Where does the word "title" occur in the data below? Copy each line that holds it.
━━ Listed entries ━━
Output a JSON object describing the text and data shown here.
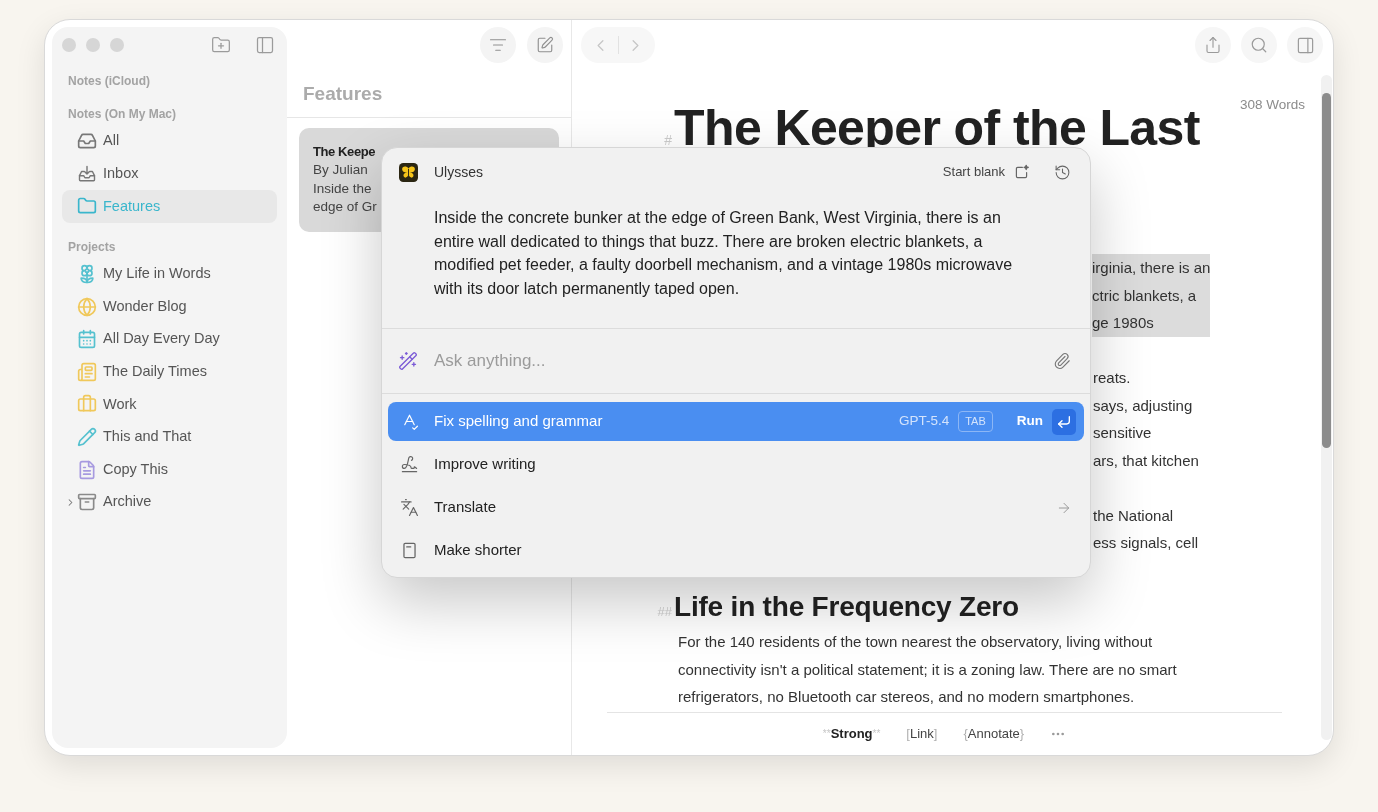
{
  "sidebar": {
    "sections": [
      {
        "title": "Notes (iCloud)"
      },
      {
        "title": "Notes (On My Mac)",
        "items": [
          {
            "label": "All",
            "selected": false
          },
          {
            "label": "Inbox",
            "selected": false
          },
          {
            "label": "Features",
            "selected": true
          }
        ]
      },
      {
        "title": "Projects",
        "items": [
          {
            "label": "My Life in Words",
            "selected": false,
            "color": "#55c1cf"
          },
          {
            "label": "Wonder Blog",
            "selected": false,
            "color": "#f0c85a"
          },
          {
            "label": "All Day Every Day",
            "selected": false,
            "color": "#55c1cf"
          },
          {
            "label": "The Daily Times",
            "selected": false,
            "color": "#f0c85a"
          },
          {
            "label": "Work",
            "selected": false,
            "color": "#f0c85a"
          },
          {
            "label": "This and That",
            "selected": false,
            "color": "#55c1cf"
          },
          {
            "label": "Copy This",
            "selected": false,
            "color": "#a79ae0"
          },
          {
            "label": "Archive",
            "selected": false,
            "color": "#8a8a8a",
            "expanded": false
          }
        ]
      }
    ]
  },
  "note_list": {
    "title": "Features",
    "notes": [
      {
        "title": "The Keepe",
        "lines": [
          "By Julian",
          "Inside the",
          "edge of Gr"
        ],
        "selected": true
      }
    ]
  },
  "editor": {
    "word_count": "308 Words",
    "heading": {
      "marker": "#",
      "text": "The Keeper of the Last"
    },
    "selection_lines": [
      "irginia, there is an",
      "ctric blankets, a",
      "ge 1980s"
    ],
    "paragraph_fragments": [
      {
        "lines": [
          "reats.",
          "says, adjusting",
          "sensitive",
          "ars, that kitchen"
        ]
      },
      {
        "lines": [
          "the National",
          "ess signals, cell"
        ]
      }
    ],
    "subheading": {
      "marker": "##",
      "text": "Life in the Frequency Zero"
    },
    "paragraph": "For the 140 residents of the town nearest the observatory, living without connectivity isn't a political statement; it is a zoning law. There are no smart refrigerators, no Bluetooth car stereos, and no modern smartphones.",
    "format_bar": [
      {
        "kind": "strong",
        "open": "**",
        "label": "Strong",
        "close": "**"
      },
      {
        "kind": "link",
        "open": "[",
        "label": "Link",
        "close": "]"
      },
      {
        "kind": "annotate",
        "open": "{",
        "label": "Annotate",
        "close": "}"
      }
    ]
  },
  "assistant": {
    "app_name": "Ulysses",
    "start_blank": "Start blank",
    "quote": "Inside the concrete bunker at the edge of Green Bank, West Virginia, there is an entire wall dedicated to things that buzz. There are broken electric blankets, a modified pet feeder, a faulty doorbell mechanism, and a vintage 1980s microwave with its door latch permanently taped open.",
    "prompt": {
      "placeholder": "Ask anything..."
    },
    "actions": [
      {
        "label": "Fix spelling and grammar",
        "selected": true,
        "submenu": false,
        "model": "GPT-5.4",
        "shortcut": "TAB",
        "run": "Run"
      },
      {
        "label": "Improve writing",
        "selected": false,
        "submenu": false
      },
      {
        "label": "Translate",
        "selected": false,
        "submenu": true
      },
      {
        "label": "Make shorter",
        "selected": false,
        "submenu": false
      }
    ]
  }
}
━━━
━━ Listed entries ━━
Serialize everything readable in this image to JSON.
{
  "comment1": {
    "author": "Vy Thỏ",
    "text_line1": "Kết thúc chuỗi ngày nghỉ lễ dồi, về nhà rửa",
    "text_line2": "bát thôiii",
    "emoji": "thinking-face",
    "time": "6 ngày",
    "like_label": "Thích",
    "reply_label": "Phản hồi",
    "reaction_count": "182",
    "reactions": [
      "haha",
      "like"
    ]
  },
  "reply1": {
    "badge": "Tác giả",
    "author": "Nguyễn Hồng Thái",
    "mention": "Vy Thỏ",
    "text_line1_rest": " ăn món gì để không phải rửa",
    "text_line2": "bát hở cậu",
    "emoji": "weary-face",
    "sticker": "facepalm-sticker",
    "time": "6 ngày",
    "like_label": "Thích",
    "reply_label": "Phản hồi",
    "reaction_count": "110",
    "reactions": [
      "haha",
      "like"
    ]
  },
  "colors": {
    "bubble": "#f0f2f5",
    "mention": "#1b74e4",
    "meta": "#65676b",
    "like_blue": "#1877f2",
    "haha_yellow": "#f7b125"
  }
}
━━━
Response to the task:
        "title": "Notes (iCloud)"
        "title": "Notes (On My Mac)",
        "title": "Projects",
    "title": "Features",
        "title": "The Keepe",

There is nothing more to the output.